BEGIN Records for this exercise
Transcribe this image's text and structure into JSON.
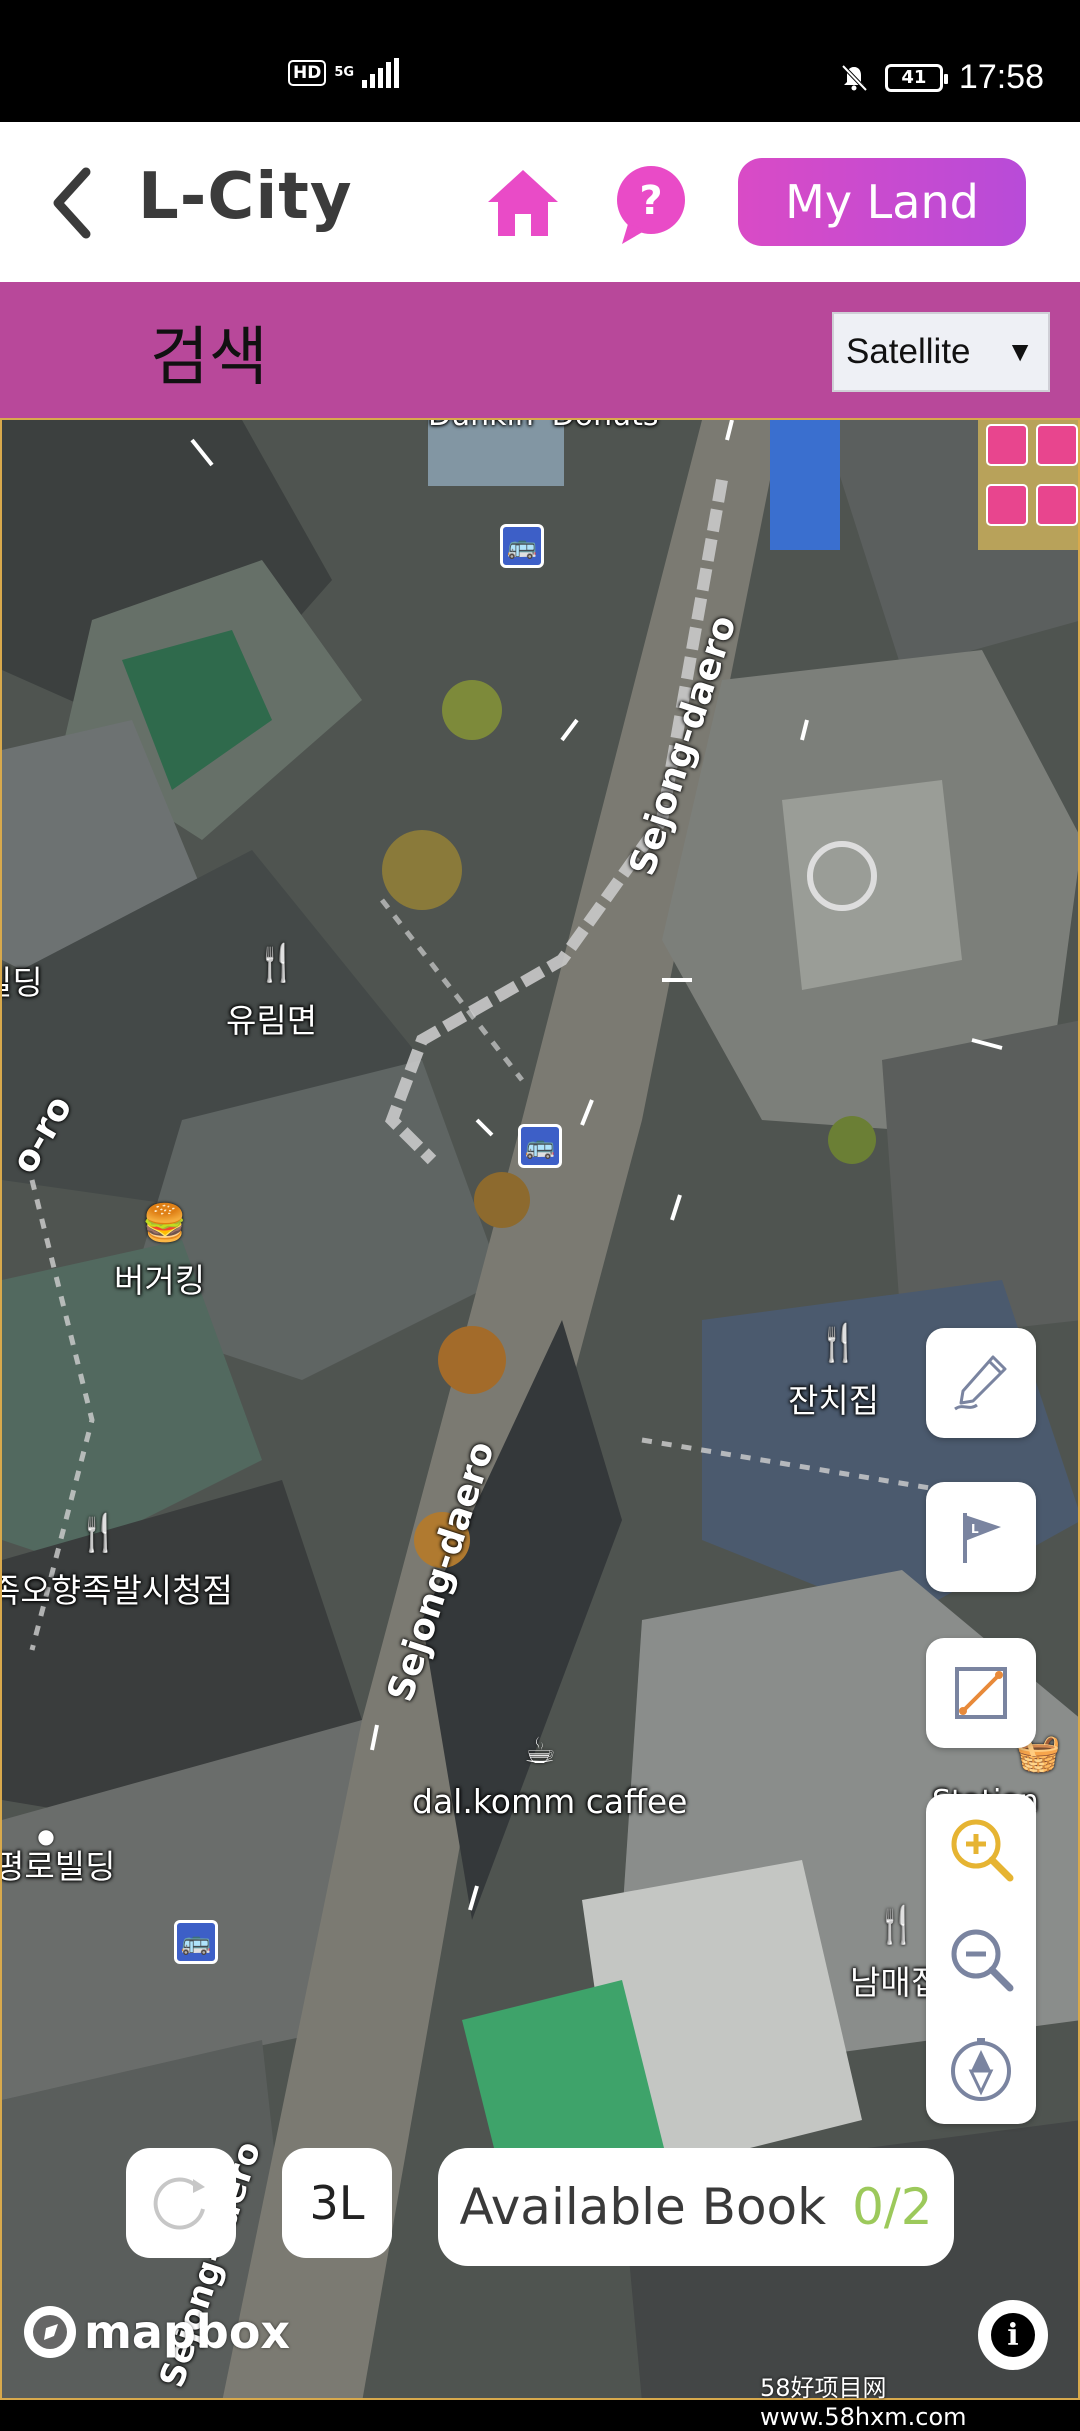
{
  "status_bar": {
    "hd": "HD",
    "network": "5G",
    "battery": "41",
    "time": "17:58"
  },
  "header": {
    "title": "L-City",
    "my_land_label": "My Land",
    "accent": "#e040c0"
  },
  "search": {
    "label": "검색",
    "map_type_selected": "Satellite"
  },
  "map": {
    "roads": [
      "Sejong-daero",
      "Sejong-daero",
      "o-ro",
      "Sejong-daero"
    ],
    "pois": [
      {
        "name": "유림면",
        "icon": "restaurant-icon"
      },
      {
        "name": "버거킹",
        "icon": "burger-icon"
      },
      {
        "name": "잔치집",
        "icon": "restaurant-icon"
      },
      {
        "name": "족오향족발시청점",
        "icon": "restaurant-icon"
      },
      {
        "name": "dal.komm caffee",
        "icon": "cafe-icon"
      },
      {
        "name": "평로빌딩",
        "icon": "dot-icon"
      },
      {
        "name": "남매집",
        "icon": "restaurant-icon"
      },
      {
        "name": "빌딩",
        "icon": "none"
      },
      {
        "name": "Dunkin' Donuts",
        "icon": "none"
      },
      {
        "name": "Station",
        "icon": "shop-icon"
      }
    ]
  },
  "tools": {
    "icons": [
      "pen-icon",
      "flag-icon",
      "measure-icon",
      "zoom-in-icon",
      "zoom-out-icon",
      "compass-icon"
    ]
  },
  "bottom": {
    "level": "3L",
    "available_label": "Available Book",
    "available_count": "0/2",
    "count_color": "#9cc95b",
    "brand": "mapbox",
    "watermark": "58好项目网www.58hxm.com"
  }
}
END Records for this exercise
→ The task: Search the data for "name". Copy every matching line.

→ Completed exercise:
        "name": "유림면",
        "name": "버거킹",
        "name": "잔치집",
        "name": "족오향족발시청점",
        "name": "dal.komm caffee",
        "name": "평로빌딩",
        "name": "남매집",
        "name": "빌딩",
        "name": "Dunkin' Donuts",
        "name": "Station",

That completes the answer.